** Opening Source data block **

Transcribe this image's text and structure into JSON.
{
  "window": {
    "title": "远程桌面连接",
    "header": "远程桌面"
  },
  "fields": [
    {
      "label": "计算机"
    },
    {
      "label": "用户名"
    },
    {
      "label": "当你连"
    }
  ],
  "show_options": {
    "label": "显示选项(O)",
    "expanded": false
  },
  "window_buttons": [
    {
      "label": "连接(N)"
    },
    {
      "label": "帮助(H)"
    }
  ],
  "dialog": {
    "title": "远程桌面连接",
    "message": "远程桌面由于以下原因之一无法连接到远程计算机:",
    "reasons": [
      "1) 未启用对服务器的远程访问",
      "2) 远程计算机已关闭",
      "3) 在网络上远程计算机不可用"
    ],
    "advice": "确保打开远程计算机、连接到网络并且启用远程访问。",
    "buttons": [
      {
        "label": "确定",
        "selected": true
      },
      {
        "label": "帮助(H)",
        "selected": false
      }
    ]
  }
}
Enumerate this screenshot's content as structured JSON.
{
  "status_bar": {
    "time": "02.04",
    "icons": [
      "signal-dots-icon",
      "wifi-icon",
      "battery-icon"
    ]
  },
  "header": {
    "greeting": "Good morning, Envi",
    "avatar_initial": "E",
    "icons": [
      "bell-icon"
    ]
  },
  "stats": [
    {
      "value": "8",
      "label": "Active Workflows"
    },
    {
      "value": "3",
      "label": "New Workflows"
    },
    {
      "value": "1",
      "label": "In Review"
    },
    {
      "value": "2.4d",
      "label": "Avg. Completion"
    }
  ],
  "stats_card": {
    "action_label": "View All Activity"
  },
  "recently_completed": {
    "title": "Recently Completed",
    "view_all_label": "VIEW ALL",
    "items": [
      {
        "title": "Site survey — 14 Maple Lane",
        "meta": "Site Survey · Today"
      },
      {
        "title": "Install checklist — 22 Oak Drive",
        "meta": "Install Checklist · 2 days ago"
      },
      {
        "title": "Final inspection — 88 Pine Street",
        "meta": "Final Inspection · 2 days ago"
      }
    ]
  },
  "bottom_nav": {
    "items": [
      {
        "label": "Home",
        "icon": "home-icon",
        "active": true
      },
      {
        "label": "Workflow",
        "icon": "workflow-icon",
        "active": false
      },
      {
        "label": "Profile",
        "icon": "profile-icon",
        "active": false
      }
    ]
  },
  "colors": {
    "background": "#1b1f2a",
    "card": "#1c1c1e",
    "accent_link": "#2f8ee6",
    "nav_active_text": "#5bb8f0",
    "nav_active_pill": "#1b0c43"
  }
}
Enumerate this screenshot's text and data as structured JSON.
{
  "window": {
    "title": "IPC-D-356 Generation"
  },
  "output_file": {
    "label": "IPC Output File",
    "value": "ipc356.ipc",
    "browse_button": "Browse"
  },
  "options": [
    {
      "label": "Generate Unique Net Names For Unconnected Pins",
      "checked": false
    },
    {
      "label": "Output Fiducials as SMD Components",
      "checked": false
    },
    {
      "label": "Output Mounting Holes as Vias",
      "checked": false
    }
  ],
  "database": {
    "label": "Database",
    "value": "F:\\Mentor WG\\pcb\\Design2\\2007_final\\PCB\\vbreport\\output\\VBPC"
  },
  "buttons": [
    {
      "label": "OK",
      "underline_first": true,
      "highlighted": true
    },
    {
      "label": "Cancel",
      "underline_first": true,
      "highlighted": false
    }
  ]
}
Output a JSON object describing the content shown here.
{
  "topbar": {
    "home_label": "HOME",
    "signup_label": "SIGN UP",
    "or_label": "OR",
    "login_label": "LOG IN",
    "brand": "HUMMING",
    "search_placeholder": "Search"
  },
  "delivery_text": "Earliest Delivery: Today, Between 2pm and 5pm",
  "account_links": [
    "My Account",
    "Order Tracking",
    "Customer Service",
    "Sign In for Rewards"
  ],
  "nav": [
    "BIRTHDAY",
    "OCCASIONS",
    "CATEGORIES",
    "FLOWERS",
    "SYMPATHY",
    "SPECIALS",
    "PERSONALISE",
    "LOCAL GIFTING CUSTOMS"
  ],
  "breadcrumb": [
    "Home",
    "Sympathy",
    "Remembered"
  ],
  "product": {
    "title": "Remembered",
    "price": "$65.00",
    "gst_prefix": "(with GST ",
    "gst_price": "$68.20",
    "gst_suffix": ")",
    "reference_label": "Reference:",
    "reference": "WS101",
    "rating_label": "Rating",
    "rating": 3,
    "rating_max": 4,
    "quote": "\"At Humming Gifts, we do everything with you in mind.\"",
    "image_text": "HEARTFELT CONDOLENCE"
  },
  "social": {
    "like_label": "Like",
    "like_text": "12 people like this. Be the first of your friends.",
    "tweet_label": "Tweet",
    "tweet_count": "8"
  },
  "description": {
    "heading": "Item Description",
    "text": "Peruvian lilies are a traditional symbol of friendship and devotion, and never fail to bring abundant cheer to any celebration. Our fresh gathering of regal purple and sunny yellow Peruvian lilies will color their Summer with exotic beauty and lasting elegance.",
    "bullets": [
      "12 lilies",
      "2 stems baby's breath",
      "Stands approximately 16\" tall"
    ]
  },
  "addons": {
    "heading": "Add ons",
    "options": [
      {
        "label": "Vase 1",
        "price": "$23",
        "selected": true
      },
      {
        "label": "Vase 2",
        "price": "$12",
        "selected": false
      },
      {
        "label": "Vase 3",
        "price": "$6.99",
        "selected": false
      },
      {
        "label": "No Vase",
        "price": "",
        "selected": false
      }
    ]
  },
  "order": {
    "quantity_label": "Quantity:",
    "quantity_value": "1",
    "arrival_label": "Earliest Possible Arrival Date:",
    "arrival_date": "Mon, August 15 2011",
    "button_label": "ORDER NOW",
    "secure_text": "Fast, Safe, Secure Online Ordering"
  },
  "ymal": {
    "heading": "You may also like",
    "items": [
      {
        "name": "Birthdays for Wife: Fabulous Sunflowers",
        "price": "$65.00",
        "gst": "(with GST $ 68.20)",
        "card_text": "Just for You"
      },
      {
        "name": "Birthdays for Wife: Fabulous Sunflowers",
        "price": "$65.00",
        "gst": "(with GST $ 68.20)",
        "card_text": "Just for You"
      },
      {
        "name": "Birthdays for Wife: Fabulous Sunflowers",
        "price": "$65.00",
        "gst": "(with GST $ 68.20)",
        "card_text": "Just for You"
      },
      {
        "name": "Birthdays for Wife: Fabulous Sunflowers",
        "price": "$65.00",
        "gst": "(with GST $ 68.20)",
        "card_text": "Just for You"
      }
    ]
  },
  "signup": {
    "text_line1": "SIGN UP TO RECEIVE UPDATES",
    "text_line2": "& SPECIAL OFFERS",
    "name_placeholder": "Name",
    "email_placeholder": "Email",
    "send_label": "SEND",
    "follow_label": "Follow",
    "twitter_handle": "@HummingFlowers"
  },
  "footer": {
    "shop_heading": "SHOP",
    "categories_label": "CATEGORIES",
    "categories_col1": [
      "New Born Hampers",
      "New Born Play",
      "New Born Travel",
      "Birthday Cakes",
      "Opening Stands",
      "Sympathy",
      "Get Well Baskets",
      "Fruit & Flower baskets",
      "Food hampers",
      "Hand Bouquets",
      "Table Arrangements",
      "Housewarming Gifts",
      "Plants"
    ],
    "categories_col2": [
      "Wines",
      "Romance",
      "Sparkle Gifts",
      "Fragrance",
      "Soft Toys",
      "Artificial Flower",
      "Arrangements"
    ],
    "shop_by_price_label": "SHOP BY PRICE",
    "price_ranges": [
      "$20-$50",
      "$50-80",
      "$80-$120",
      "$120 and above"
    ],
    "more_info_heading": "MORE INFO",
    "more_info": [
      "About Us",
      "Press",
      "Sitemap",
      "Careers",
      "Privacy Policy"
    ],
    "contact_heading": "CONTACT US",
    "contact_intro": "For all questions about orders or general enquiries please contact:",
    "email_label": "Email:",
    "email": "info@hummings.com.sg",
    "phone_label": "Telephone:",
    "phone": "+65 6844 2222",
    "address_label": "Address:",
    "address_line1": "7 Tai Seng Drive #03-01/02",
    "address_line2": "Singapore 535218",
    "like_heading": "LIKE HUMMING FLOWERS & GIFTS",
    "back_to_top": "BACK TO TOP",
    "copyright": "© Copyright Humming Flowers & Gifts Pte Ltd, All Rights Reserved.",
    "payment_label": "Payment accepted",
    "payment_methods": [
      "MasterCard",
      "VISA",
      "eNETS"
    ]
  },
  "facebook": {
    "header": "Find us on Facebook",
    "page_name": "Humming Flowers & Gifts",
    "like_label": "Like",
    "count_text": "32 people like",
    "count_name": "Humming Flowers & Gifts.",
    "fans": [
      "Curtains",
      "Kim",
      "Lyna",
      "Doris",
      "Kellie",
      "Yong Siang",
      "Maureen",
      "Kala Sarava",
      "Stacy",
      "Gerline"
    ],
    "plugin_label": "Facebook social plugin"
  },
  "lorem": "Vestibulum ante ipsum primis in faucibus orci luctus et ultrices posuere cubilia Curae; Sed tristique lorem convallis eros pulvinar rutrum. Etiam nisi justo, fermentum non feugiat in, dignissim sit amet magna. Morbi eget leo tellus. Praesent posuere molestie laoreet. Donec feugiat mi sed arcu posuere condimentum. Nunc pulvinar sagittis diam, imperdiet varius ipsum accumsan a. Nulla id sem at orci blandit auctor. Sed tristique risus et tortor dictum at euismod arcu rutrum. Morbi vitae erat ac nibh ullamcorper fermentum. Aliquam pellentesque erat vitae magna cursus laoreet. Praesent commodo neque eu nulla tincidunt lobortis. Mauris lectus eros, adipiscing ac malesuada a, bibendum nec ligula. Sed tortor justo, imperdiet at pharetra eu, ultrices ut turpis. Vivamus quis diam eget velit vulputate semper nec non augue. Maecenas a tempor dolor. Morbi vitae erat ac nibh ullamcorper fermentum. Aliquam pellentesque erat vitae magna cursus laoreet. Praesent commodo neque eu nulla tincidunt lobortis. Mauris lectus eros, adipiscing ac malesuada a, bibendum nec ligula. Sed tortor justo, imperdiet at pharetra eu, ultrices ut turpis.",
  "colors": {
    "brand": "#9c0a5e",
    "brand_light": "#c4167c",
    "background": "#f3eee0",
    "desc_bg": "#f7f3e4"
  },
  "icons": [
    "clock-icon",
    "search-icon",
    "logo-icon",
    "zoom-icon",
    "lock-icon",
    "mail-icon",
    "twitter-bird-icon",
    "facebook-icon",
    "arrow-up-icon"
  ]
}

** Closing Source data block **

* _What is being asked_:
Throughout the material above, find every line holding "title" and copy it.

* _Reply to the task_:
    "title": "远程桌面连接",
    "title": "远程桌面连接",
    "title": "Recently Completed",
        "title": "Site survey — 14 Maple Lane",
        "title": "Install checklist — 22 Oak Drive",
        "title": "Final inspection — 88 Pine Street",
    "title": "IPC-D-356 Generation"
    "title": "Remembered",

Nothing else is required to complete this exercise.